** What is needed **
Write down the whole listing below again without changing a word.

********

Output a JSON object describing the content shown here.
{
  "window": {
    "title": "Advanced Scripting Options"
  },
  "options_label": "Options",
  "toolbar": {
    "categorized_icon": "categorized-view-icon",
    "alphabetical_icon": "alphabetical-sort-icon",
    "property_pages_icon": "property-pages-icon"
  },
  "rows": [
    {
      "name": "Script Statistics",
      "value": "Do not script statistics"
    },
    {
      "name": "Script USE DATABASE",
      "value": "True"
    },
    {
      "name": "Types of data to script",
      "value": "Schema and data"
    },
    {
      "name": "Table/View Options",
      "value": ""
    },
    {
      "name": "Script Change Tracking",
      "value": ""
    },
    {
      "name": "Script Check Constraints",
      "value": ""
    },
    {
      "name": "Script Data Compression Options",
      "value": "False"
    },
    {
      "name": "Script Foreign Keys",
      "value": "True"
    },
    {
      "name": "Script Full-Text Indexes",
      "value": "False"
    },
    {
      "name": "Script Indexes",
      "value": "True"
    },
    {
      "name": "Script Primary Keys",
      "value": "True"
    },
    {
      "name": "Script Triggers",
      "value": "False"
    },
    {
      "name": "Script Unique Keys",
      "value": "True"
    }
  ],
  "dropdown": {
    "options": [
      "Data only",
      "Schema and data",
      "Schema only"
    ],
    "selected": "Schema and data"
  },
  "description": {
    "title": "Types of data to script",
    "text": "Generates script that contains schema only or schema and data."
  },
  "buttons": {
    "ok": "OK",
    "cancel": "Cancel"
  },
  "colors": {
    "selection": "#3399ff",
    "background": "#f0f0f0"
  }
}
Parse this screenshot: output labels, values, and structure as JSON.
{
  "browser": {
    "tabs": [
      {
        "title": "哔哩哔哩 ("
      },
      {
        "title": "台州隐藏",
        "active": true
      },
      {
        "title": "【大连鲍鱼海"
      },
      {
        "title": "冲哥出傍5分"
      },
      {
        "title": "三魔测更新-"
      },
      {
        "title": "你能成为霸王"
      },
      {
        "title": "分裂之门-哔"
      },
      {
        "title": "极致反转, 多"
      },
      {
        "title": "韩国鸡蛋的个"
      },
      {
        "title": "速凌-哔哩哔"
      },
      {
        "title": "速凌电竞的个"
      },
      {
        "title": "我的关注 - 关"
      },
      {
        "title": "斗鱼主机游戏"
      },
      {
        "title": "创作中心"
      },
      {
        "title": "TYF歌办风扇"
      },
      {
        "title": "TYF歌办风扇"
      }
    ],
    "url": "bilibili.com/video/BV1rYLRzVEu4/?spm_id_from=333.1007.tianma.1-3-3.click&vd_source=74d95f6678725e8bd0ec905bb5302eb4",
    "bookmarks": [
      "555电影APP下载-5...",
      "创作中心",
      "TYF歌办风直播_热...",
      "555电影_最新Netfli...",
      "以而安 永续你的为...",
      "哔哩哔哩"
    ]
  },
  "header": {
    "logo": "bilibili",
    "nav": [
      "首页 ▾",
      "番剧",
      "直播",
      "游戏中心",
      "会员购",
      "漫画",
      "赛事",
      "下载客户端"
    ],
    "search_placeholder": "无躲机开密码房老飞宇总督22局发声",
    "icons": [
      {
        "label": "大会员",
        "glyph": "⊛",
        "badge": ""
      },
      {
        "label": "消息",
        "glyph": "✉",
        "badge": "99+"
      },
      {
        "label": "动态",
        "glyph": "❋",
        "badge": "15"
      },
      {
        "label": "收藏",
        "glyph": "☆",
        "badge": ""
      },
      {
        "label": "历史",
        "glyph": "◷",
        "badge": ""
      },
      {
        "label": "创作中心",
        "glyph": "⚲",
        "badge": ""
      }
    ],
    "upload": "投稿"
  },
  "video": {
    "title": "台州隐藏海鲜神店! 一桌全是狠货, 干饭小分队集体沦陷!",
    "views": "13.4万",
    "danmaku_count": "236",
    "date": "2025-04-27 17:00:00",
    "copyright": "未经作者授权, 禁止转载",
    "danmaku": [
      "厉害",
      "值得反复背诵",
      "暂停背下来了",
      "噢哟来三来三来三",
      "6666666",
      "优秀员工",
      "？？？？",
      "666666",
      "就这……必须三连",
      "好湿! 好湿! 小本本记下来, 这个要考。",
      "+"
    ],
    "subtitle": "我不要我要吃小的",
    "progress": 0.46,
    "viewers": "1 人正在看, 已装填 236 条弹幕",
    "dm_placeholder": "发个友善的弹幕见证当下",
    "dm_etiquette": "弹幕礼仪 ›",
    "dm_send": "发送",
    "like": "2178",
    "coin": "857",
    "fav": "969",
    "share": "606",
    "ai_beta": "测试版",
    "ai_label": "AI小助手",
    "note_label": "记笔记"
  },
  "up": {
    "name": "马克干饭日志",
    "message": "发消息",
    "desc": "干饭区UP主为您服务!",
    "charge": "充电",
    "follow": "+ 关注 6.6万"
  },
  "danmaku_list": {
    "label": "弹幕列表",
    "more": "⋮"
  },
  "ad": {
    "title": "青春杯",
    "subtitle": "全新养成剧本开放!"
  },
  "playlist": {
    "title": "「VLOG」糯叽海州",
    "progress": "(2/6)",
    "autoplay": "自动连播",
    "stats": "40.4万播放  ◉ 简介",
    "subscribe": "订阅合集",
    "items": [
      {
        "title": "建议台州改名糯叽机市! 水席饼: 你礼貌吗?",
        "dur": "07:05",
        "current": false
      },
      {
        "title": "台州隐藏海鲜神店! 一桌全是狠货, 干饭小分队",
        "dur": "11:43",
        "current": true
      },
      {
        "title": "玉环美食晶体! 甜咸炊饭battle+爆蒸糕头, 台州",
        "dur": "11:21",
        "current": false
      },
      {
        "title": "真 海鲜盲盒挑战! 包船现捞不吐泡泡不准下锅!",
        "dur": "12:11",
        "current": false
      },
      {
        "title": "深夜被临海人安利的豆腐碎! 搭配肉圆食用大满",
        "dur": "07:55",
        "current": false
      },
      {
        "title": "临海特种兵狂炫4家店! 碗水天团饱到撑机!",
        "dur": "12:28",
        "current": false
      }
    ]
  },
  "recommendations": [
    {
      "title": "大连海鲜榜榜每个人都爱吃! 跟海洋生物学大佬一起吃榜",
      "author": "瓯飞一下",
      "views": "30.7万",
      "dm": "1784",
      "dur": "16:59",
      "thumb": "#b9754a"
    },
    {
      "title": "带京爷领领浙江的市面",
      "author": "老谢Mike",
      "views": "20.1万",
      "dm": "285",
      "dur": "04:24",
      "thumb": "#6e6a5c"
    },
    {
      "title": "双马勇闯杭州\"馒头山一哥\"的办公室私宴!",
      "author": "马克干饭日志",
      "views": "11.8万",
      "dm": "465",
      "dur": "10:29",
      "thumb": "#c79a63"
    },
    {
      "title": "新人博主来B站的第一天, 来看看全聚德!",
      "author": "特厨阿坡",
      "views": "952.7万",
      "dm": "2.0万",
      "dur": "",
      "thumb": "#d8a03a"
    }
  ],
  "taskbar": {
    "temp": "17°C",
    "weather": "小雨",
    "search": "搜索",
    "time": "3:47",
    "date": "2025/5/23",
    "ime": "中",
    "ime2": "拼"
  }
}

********

** Result for this exercise **
Output a JSON object describing the content shown here.
{
  "window": {
    "title": "Advanced Scripting Options"
  },
  "options_label": "Options",
  "toolbar": {
    "categorized_icon": "categorized-view-icon",
    "alphabetical_icon": "alphabetical-sort-icon",
    "property_pages_icon": "property-pages-icon"
  },
  "rows": [
    {
      "name": "Script Statistics",
      "value": "Do not script statistics"
    },
    {
      "name": "Script USE DATABASE",
      "value": "True"
    },
    {
      "name": "Types of data to script",
      "value": "Schema and data"
    },
    {
      "name": "Table/View Options",
      "value": ""
    },
    {
      "name": "Script Change Tracking",
      "value": ""
    },
    {
      "name": "Script Check Constraints",
      "value": ""
    },
    {
      "name": "Script Data Compression Options",
      "value": "False"
    },
    {
      "name": "Script Foreign Keys",
      "value": "True"
    },
    {
      "name": "Script Full-Text Indexes",
      "value": "False"
    },
    {
      "name": "Script Indexes",
      "value": "True"
    },
    {
      "name": "Script Primary Keys",
      "value": "True"
    },
    {
      "name": "Script Triggers",
      "value": "False"
    },
    {
      "name": "Script Unique Keys",
      "value": "True"
    }
  ],
  "dropdown": {
    "options": [
      "Data only",
      "Schema and data",
      "Schema only"
    ],
    "selected": "Schema and data"
  },
  "description": {
    "title": "Types of data to script",
    "text": "Generates script that contains schema only or schema and data."
  },
  "buttons": {
    "ok": "OK",
    "cancel": "Cancel"
  },
  "colors": {
    "selection": "#3399ff",
    "background": "#f0f0f0"
  }
}
Parse this screenshot: output labels, values, and structure as JSON.
{
  "browser": {
    "tabs": [
      {
        "title": "哔哩哔哩 ("
      },
      {
        "title": "台州隐藏",
        "active": true
      },
      {
        "title": "【大连鲍鱼海"
      },
      {
        "title": "冲哥出傍5分"
      },
      {
        "title": "三魔测更新-"
      },
      {
        "title": "你能成为霸王"
      },
      {
        "title": "分裂之门-哔"
      },
      {
        "title": "极致反转, 多"
      },
      {
        "title": "韩国鸡蛋的个"
      },
      {
        "title": "速凌-哔哩哔"
      },
      {
        "title": "速凌电竞的个"
      },
      {
        "title": "我的关注 - 关"
      },
      {
        "title": "斗鱼主机游戏"
      },
      {
        "title": "创作中心"
      },
      {
        "title": "TYF歌办风扇"
      },
      {
        "title": "TYF歌办风扇"
      }
    ],
    "url": "bilibili.com/video/BV1rYLRzVEu4/?spm_id_from=333.1007.tianma.1-3-3.click&vd_source=74d95f6678725e8bd0ec905bb5302eb4",
    "bookmarks": [
      "555电影APP下载-5...",
      "创作中心",
      "TYF歌办风直播_热...",
      "555电影_最新Netfli...",
      "以而安 永续你的为...",
      "哔哩哔哩"
    ]
  },
  "header": {
    "logo": "bilibili",
    "nav": [
      "首页 ▾",
      "番剧",
      "直播",
      "游戏中心",
      "会员购",
      "漫画",
      "赛事",
      "下载客户端"
    ],
    "search_placeholder": "无躲机开密码房老飞宇总督22局发声",
    "icons": [
      {
        "label": "大会员",
        "glyph": "⊛",
        "badge": ""
      },
      {
        "label": "消息",
        "glyph": "✉",
        "badge": "99+"
      },
      {
        "label": "动态",
        "glyph": "❋",
        "badge": "15"
      },
      {
        "label": "收藏",
        "glyph": "☆",
        "badge": ""
      },
      {
        "label": "历史",
        "glyph": "◷",
        "badge": ""
      },
      {
        "label": "创作中心",
        "glyph": "⚲",
        "badge": ""
      }
    ],
    "upload": "投稿"
  },
  "video": {
    "title": "台州隐藏海鲜神店! 一桌全是狠货, 干饭小分队集体沦陷!",
    "views": "13.4万",
    "danmaku_count": "236",
    "date": "2025-04-27 17:00:00",
    "copyright": "未经作者授权, 禁止转载",
    "danmaku": [
      "厉害",
      "值得反复背诵",
      "暂停背下来了",
      "噢哟来三来三来三",
      "6666666",
      "优秀员工",
      "？？？？",
      "666666",
      "就这……必须三连",
      "好湿! 好湿! 小本本记下来, 这个要考。",
      "+"
    ],
    "subtitle": "我不要我要吃小的",
    "progress": 0.46,
    "viewers": "1 人正在看, 已装填 236 条弹幕",
    "dm_placeholder": "发个友善的弹幕见证当下",
    "dm_etiquette": "弹幕礼仪 ›",
    "dm_send": "发送",
    "like": "2178",
    "coin": "857",
    "fav": "969",
    "share": "606",
    "ai_beta": "测试版",
    "ai_label": "AI小助手",
    "note_label": "记笔记"
  },
  "up": {
    "name": "马克干饭日志",
    "message": "发消息",
    "desc": "干饭区UP主为您服务!",
    "charge": "充电",
    "follow": "+ 关注 6.6万"
  },
  "danmaku_list": {
    "label": "弹幕列表",
    "more": "⋮"
  },
  "ad": {
    "title": "青春杯",
    "subtitle": "全新养成剧本开放!"
  },
  "playlist": {
    "title": "「VLOG」糯叽海州",
    "progress": "(2/6)",
    "autoplay": "自动连播",
    "stats": "40.4万播放  ◉ 简介",
    "subscribe": "订阅合集",
    "items": [
      {
        "title": "建议台州改名糯叽机市! 水席饼: 你礼貌吗?",
        "dur": "07:05",
        "current": false
      },
      {
        "title": "台州隐藏海鲜神店! 一桌全是狠货, 干饭小分队",
        "dur": "11:43",
        "current": true
      },
      {
        "title": "玉环美食晶体! 甜咸炊饭battle+爆蒸糕头, 台州",
        "dur": "11:21",
        "current": false
      },
      {
        "title": "真 海鲜盲盒挑战! 包船现捞不吐泡泡不准下锅!",
        "dur": "12:11",
        "current": false
      },
      {
        "title": "深夜被临海人安利的豆腐碎! 搭配肉圆食用大满",
        "dur": "07:55",
        "current": false
      },
      {
        "title": "临海特种兵狂炫4家店! 碗水天团饱到撑机!",
        "dur": "12:28",
        "current": false
      }
    ]
  },
  "recommendations": [
    {
      "title": "大连海鲜榜榜每个人都爱吃! 跟海洋生物学大佬一起吃榜",
      "author": "瓯飞一下",
      "views": "30.7万",
      "dm": "1784",
      "dur": "16:59",
      "thumb": "#b9754a"
    },
    {
      "title": "带京爷领领浙江的市面",
      "author": "老谢Mike",
      "views": "20.1万",
      "dm": "285",
      "dur": "04:24",
      "thumb": "#6e6a5c"
    },
    {
      "title": "双马勇闯杭州\"馒头山一哥\"的办公室私宴!",
      "author": "马克干饭日志",
      "views": "11.8万",
      "dm": "465",
      "dur": "10:29",
      "thumb": "#c79a63"
    },
    {
      "title": "新人博主来B站的第一天, 来看看全聚德!",
      "author": "特厨阿坡",
      "views": "952.7万",
      "dm": "2.0万",
      "dur": "",
      "thumb": "#d8a03a"
    }
  ],
  "taskbar": {
    "temp": "17°C",
    "weather": "小雨",
    "search": "搜索",
    "time": "3:47",
    "date": "2025/5/23",
    "ime": "中",
    "ime2": "拼"
  }
}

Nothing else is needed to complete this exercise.